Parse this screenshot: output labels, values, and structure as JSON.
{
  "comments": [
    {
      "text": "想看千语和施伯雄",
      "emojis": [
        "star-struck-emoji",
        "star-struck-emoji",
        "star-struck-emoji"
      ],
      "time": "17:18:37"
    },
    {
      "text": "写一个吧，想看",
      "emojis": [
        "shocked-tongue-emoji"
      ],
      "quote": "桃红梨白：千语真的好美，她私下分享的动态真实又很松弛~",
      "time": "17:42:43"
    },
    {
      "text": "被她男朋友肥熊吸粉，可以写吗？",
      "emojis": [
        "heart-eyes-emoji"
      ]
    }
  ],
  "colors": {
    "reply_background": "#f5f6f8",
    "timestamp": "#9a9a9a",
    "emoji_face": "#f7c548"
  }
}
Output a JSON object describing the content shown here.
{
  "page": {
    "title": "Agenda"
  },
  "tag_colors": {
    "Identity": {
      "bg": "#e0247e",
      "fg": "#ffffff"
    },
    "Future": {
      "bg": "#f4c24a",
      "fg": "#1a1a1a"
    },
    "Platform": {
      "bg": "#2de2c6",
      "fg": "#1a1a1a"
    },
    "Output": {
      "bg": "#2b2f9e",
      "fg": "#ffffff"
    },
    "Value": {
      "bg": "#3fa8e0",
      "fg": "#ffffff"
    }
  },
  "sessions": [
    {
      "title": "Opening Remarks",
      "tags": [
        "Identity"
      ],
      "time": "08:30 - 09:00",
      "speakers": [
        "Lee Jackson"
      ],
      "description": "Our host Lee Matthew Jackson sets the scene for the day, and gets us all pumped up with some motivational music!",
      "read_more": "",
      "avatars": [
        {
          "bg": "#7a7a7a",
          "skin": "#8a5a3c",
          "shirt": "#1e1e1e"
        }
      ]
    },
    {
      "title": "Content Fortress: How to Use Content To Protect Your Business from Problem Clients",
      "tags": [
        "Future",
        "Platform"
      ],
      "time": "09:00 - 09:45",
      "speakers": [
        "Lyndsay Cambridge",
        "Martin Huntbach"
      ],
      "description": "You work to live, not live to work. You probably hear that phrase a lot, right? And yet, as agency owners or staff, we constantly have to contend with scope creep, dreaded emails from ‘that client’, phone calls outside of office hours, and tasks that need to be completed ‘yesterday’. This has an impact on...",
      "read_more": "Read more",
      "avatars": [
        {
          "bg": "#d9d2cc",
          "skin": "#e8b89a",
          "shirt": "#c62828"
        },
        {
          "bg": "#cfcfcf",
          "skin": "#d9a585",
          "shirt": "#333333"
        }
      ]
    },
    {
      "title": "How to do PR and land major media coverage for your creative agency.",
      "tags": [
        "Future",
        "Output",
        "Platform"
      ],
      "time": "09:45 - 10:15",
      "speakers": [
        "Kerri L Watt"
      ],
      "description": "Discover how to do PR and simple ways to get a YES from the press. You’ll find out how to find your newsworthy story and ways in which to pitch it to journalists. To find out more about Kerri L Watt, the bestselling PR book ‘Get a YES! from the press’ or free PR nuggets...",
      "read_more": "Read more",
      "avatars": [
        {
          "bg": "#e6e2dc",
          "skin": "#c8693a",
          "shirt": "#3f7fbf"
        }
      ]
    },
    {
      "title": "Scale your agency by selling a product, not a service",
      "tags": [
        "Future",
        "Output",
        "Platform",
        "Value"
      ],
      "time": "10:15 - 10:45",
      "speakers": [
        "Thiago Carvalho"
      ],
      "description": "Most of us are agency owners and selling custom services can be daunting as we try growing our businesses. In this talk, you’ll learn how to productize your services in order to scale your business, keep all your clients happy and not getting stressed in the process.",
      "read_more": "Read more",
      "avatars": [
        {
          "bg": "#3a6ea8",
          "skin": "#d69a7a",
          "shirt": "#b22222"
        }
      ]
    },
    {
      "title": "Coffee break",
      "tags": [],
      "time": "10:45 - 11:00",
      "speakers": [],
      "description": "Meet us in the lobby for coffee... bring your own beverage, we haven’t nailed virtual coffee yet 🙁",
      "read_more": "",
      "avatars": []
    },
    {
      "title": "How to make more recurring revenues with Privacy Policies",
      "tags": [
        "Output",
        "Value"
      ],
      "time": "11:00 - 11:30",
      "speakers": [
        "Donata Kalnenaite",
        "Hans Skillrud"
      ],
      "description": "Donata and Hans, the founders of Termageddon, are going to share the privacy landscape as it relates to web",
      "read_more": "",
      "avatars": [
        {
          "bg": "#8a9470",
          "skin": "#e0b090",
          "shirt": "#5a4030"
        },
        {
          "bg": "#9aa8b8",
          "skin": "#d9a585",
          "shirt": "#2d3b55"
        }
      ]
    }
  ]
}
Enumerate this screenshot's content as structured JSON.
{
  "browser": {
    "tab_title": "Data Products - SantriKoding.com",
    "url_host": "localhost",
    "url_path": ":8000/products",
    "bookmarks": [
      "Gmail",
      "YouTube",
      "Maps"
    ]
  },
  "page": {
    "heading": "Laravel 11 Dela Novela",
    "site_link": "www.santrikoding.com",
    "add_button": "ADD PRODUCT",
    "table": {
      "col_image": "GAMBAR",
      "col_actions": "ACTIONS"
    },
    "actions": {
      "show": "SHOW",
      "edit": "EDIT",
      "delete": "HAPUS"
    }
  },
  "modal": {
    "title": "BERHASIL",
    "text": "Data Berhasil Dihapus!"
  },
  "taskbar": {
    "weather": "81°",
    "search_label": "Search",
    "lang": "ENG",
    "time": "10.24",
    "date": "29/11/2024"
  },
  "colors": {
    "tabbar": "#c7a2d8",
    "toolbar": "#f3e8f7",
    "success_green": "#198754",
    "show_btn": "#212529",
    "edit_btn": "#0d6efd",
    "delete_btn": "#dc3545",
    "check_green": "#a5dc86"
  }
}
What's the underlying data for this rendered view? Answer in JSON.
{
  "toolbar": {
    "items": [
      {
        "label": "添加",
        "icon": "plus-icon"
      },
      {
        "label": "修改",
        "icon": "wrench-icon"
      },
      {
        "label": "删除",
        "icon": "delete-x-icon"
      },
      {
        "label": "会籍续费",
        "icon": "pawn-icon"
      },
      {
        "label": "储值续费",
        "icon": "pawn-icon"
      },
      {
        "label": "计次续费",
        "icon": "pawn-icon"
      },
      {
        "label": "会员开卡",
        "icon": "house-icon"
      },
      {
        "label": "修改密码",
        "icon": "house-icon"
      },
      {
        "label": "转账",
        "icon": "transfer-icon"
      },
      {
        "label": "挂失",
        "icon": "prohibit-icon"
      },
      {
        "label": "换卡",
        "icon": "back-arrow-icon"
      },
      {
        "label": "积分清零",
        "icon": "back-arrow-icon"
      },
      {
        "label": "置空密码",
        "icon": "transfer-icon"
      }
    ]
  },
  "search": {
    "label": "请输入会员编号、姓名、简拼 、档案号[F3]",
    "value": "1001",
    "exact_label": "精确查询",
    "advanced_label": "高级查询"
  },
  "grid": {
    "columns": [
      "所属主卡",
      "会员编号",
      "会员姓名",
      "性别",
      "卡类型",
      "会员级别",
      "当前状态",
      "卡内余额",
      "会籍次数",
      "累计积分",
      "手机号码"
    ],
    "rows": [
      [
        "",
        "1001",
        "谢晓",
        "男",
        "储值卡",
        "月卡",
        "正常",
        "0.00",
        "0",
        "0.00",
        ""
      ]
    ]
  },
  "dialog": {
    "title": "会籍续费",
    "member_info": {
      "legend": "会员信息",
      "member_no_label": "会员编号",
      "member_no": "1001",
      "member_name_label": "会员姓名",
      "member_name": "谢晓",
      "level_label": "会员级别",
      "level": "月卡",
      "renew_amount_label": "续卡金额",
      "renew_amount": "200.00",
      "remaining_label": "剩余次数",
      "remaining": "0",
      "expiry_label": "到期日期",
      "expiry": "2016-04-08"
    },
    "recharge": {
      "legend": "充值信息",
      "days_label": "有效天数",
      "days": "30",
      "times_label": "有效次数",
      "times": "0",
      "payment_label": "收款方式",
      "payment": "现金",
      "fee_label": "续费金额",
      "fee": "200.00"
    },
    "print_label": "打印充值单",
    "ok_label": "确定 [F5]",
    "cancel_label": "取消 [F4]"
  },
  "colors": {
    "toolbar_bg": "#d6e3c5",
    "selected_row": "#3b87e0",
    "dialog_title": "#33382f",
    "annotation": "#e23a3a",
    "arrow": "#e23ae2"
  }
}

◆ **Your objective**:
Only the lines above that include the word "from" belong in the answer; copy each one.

◆ **Exercise response**:
      "title": "Content Fortress: How to Use Content To Protect Your Business from Problem Clients",
      "description": "You work to live, not live to work. You probably hear that phrase a lot, right? And yet, as agency owners or staff, we constantly have to contend with scope creep, dreaded emails from ‘that client’, phone calls outside of office hours, and tasks that need to be completed ‘yesterday’. This has an impact on...",
      "description": "Discover how to do PR and simple ways to get a YES from the press. You’ll find out how to find your newsworthy story and ways in which to pitch it to journalists. To find out more about Kerri L Watt, the bestselling PR book ‘Get a YES! from the press’ or free PR nuggets...",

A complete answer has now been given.